A Phase III trial funded by the National Institutes of Health found that quality of life for people with type I diabetes improved dramatically following transplantation of insulin-producing pancreatic islets, according to data published this week in the journal Diabetes Care.
The 48-patient trial involved participants with hypoglycemia unawareness, a condition that renders them unable to sense when their blood sugar drops to a dangerous level.
The study showed that people who received islets reported better overall health after the transplant, despite needing lifelong treatment with immune-suppressing drugs.
“Although insulin therapy is life-saving, Type I diabetes remains an extremely challenging condition to manage,” Dr. Anthony Fauci, director of the National Institute of Allergy and Infectious Diseases, said in prepared remarks. “For people unable to safely control Type I diabetes despite optimal medical management, islet transplantation offers hope for improving not only physical health but also overall quality of life.”
Pancreatic islets produce insulin, helping to control a person’s blood glucose levels. But in people with Type I diabetes, the immune system attacks these cells. Traditionally, people with Type I diabetes use insulin injections or pumps combined with glucose monitors to treat their condition. But insulin that is released naturally from the pancreas is better at controlling blood sugar than injected insulin, according to the NIH.
“People with Type I diabetes who are at high risk for hypoglycemic events have to practice caution every moment, even while sleeping. It is an exhausting endeavor that—like the events themselves—can keep them from living full lives,” Dr. Griffin Rodgers, director of the National Institute of Diabetes and Digestive and Kidney Diseases, added. “Although islet transplantation remains experimental, we are very encouraged by these findings, as we are by the rapid improvements in other treatments to help people with Type I diabetes monitor and manage their blood glucose, including artificial pancreas technology.”
All study participants received at least one islet transplant and just one year after their first procedure, 88% of the participants were free of severe hypoglycemic events, had restored awareness of hypoglycemia and had near-normal blood sugar control. Half of the group needed to continue taking insulin to control their blood glucose levels, the NIH team reported.

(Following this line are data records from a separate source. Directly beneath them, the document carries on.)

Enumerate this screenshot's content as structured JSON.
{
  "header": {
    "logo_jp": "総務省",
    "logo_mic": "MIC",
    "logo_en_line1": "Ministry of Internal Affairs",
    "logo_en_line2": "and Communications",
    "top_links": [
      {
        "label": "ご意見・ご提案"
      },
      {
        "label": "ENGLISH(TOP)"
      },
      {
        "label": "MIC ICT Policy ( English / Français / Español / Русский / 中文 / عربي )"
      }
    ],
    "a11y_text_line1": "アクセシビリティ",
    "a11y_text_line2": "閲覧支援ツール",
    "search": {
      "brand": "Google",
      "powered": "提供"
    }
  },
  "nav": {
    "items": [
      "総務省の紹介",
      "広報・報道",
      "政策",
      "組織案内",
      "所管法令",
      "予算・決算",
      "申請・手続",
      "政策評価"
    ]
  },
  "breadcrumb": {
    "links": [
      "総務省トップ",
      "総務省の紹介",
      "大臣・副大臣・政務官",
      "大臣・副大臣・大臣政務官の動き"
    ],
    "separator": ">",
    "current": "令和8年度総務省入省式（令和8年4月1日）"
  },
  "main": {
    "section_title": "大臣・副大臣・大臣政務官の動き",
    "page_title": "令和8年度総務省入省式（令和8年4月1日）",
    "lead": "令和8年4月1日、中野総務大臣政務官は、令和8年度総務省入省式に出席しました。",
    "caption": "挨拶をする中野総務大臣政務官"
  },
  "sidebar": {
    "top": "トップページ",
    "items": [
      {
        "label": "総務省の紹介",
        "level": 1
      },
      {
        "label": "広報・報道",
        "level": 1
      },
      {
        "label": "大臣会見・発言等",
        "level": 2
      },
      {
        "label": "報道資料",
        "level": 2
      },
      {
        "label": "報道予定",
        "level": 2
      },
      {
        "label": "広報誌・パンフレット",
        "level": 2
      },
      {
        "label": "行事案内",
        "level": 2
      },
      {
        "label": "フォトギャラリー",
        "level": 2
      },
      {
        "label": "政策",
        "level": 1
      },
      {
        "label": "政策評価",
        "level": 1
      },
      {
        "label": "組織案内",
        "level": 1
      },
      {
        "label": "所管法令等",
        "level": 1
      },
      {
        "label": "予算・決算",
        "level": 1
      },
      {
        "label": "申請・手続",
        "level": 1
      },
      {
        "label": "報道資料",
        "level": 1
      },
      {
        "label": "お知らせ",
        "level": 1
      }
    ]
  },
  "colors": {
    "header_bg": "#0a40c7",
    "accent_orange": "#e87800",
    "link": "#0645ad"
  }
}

“This study was very rigorous both in terms of the number of measures used to assess quality of life and the number of evaluations performed,” paper co-author Dr. Nancy Bridges, chief of the transplantation branch at NIAID, said. “Islet transplant recipients not only reported a decrease in concerns and fears related to their diabetes, but also felt better overall, despite the need to take daily immunosuppressive drugs to prevent transplant rejection.”